Despite the pervasive Internet slogan that states, “Information wants to be free,” legal protection for copyrighted works online is thriving, even though the Internet may facilitate copying and access to information. Yet many people continue to misunderstand—or choose to ignore—copyright issues, especially in areas where recent technology is involved.
Audit, Compliance and Risk Blog
When a business or person is responsible for providing notice to another business or making that business aware of something, they must follow certain guidelines in conveying the information (e.g., sending it by registered mail on or before the required date), in order to show due diligence. Section 1-202(f) of the Uniform Commercial Code (U.C.C.) defines “due diligence” and “the exercise of due diligence” broadly.
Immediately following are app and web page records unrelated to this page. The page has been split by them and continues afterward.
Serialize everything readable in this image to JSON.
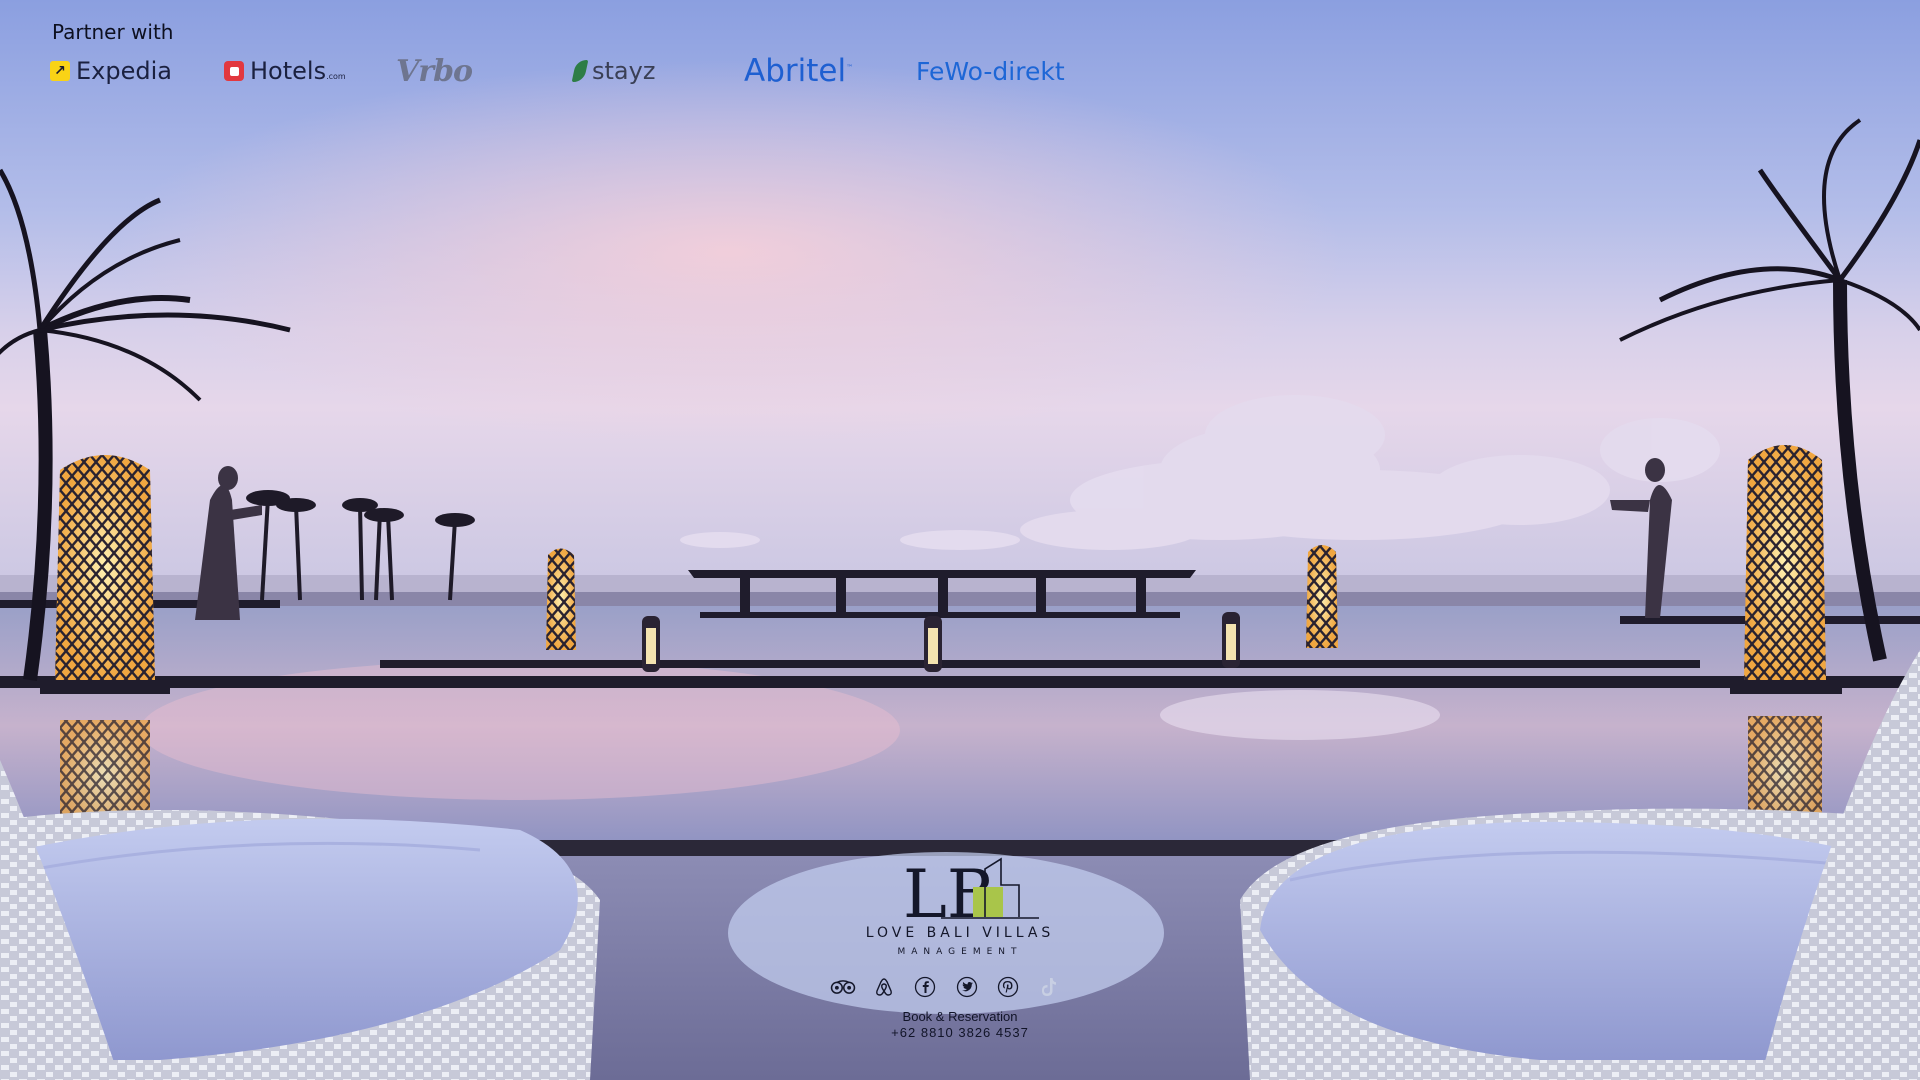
{
  "partners": {
    "title": "Partner with",
    "items": [
      {
        "label": "Expedia",
        "icon": "expedia-arrow-icon"
      },
      {
        "label": "Hotels",
        "suffix": ".com",
        "icon": "hotels-square-icon"
      },
      {
        "label": "Vrbo"
      },
      {
        "label": "stayz",
        "icon": "stayz-leaf-icon"
      },
      {
        "label": "Abritel",
        "mark": "™"
      },
      {
        "label": "FeWo-direkt"
      }
    ]
  },
  "brand": {
    "monogram": "LB",
    "name": "LOVE BALI VILLAS",
    "subtitle": "MANAGEMENT",
    "accent_color": "#a9c54a",
    "social_icons": [
      "tripadvisor-icon",
      "airbnb-icon",
      "facebook-icon",
      "twitter-icon",
      "pinterest-icon",
      "tiktok-icon"
    ],
    "book_label": "Book & Reservation",
    "phone": "+62 8810 3826 4537"
  },
  "colors": {
    "sky_top": "#8b9fe0",
    "sky_glow": "#f2c8d8",
    "lantern_glow": "#ffd47a",
    "expedia_yellow": "#f9d316",
    "hotels_red": "#e2383f",
    "abritel_blue": "#1e5fd1"
  }
}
The U.C.C.’s requirements for “due diligence” include:
For many years, under the authority of the Children’s Online Privacy Protection Act (COPPA), the Federal Trade Commission has imposed special regulations on websites and online services that are either directed to children under 13 or whose owners or operators have actual knowledge that they are collecting personal information from children under age 13. On December 19, 2012, the FTC announced final, major changes to the COPPA Rule in response to advances in technology and internet use that have occurred since the COPPA Rule was first enacted.